(Dataset rows for apps and sites)
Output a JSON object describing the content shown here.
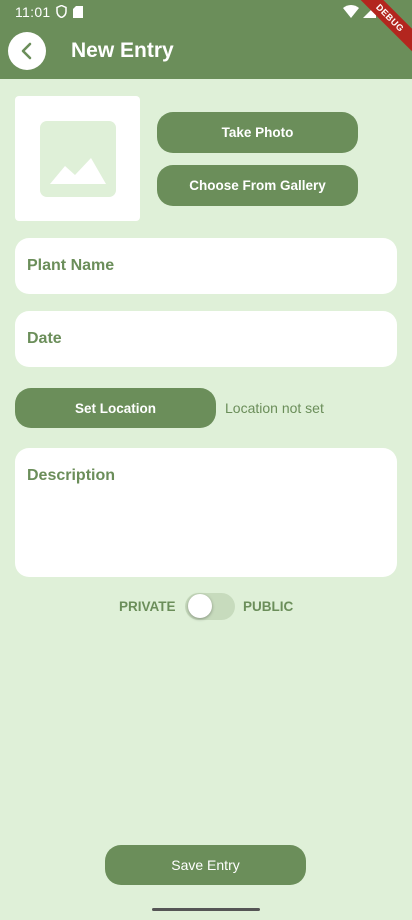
{
  "status_bar": {
    "time": "11:01",
    "icons": [
      "shield-icon",
      "sd-card-icon",
      "wifi-icon",
      "signal-icon",
      "battery-icon"
    ]
  },
  "app_bar": {
    "title": "New Entry",
    "back_icon": "chevron-left-icon",
    "debug_label": "DEBUG"
  },
  "photo": {
    "placeholder_icon": "image-placeholder-icon",
    "take_photo_label": "Take Photo",
    "gallery_label": "Choose From Gallery"
  },
  "form": {
    "plant_name_placeholder": "Plant Name",
    "date_placeholder": "Date",
    "set_location_label": "Set Location",
    "location_status": "Location not set",
    "description_placeholder": "Description"
  },
  "privacy": {
    "private_label": "PRIVATE",
    "public_label": "PUBLIC",
    "is_public": false
  },
  "actions": {
    "save_label": "Save Entry"
  },
  "colors": {
    "primary": "#6b8e5a",
    "background": "#dff0d8",
    "surface": "#ffffff"
  }
}
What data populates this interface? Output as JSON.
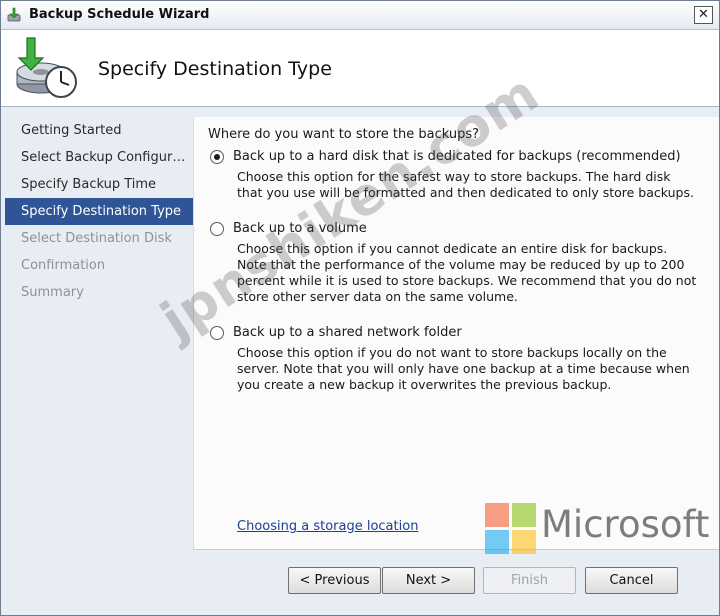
{
  "window": {
    "title": "Backup Schedule Wizard",
    "close_glyph": "✕"
  },
  "header": {
    "title": "Specify Destination Type"
  },
  "nav": {
    "items": [
      {
        "label": "Getting Started",
        "state": "normal"
      },
      {
        "label": "Select Backup Configur…",
        "state": "normal"
      },
      {
        "label": "Specify Backup Time",
        "state": "normal"
      },
      {
        "label": "Specify Destination Type",
        "state": "selected"
      },
      {
        "label": "Select Destination Disk",
        "state": "disabled"
      },
      {
        "label": "Confirmation",
        "state": "disabled"
      },
      {
        "label": "Summary",
        "state": "disabled"
      }
    ]
  },
  "main": {
    "question": "Where do you want to store the backups?",
    "options": [
      {
        "label": "Back up to a hard disk that is dedicated for backups (recommended)",
        "checked": true,
        "desc": "Choose this option for the safest way to store backups. The hard disk that you use will be formatted and then dedicated to only store backups."
      },
      {
        "label": "Back up to a volume",
        "checked": false,
        "desc": "Choose this option if you cannot dedicate an entire disk for backups. Note that the performance of the volume may be reduced by up to 200 percent while it is used to store backups. We recommend that you do not store other server data on the same volume."
      },
      {
        "label": "Back up to a shared network folder",
        "checked": false,
        "desc": "Choose this option if you do not want to store backups locally on the server. Note that you will only have one backup at a time because when you create a new backup it overwrites the previous backup."
      }
    ],
    "link": "Choosing a storage location"
  },
  "buttons": {
    "previous": "< Previous",
    "next": "Next >",
    "finish": "Finish",
    "cancel": "Cancel"
  },
  "overlay": {
    "watermark": "jpnshiken.com",
    "brand": "Microsoft",
    "brand_colors": [
      "#f25022",
      "#7fba00",
      "#00a4ef",
      "#ffb900"
    ]
  }
}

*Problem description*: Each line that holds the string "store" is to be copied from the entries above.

*Solution*:
    "question": "Where do you want to store the backups?",
        "desc": "Choose this option for the safest way to store backups. The hard disk that you use will be formatted and then dedicated to only store backups."
        "desc": "Choose this option if you cannot dedicate an entire disk for backups. Note that the performance of the volume may be reduced by up to 200 percent while it is used to store backups. We recommend that you do not store other server data on the same volume."
        "desc": "Choose this option if you do not want to store backups locally on the server. Note that you will only have one backup at a time because when you create a new backup it overwrites the previous backup."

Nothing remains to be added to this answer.